INPUT DATA below:
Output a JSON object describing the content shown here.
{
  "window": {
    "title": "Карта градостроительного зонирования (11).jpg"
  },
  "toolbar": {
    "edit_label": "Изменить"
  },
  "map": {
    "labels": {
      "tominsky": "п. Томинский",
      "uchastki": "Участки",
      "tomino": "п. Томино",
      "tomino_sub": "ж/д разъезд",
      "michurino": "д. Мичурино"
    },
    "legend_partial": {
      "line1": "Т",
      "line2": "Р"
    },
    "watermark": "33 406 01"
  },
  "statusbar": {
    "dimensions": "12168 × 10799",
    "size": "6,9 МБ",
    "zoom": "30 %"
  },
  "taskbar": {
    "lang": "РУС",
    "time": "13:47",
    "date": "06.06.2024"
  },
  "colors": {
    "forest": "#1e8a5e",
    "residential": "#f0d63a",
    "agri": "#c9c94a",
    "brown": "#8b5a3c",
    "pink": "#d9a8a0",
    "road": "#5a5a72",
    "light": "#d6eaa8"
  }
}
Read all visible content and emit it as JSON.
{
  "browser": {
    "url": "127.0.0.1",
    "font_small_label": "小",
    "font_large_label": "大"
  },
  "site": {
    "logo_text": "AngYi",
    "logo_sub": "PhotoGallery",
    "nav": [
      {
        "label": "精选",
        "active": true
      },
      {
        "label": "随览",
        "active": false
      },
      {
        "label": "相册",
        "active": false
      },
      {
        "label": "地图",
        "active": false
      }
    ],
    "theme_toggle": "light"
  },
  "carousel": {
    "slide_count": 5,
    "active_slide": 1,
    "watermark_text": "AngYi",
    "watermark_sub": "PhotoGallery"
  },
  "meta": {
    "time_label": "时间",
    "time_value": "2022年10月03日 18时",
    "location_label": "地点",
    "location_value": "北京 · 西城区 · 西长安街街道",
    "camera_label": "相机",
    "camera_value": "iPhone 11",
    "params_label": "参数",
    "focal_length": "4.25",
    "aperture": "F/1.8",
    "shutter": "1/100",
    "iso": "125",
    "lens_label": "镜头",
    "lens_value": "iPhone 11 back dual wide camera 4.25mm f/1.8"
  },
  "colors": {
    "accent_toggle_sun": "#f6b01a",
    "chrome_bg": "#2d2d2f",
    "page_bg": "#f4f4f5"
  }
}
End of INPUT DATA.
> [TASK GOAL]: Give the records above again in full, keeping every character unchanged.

> [RESPONSE TO THIS EXERCISE]:
Output a JSON object describing the content shown here.
{
  "window": {
    "title": "Карта градостроительного зонирования (11).jpg"
  },
  "toolbar": {
    "edit_label": "Изменить"
  },
  "map": {
    "labels": {
      "tominsky": "п. Томинский",
      "uchastki": "Участки",
      "tomino": "п. Томино",
      "tomino_sub": "ж/д разъезд",
      "michurino": "д. Мичурино"
    },
    "legend_partial": {
      "line1": "Т",
      "line2": "Р"
    },
    "watermark": "33 406 01"
  },
  "statusbar": {
    "dimensions": "12168 × 10799",
    "size": "6,9 МБ",
    "zoom": "30 %"
  },
  "taskbar": {
    "lang": "РУС",
    "time": "13:47",
    "date": "06.06.2024"
  },
  "colors": {
    "forest": "#1e8a5e",
    "residential": "#f0d63a",
    "agri": "#c9c94a",
    "brown": "#8b5a3c",
    "pink": "#d9a8a0",
    "road": "#5a5a72",
    "light": "#d6eaa8"
  }
}
Read all visible content and emit it as JSON.
{
  "browser": {
    "url": "127.0.0.1",
    "font_small_label": "小",
    "font_large_label": "大"
  },
  "site": {
    "logo_text": "AngYi",
    "logo_sub": "PhotoGallery",
    "nav": [
      {
        "label": "精选",
        "active": true
      },
      {
        "label": "随览",
        "active": false
      },
      {
        "label": "相册",
        "active": false
      },
      {
        "label": "地图",
        "active": false
      }
    ],
    "theme_toggle": "light"
  },
  "carousel": {
    "slide_count": 5,
    "active_slide": 1,
    "watermark_text": "AngYi",
    "watermark_sub": "PhotoGallery"
  },
  "meta": {
    "time_label": "时间",
    "time_value": "2022年10月03日 18时",
    "location_label": "地点",
    "location_value": "北京 · 西城区 · 西长安街街道",
    "camera_label": "相机",
    "camera_value": "iPhone 11",
    "params_label": "参数",
    "focal_length": "4.25",
    "aperture": "F/1.8",
    "shutter": "1/100",
    "iso": "125",
    "lens_label": "镜头",
    "lens_value": "iPhone 11 back dual wide camera 4.25mm f/1.8"
  },
  "colors": {
    "accent_toggle_sun": "#f6b01a",
    "chrome_bg": "#2d2d2f",
    "page_bg": "#f4f4f5"
  }
}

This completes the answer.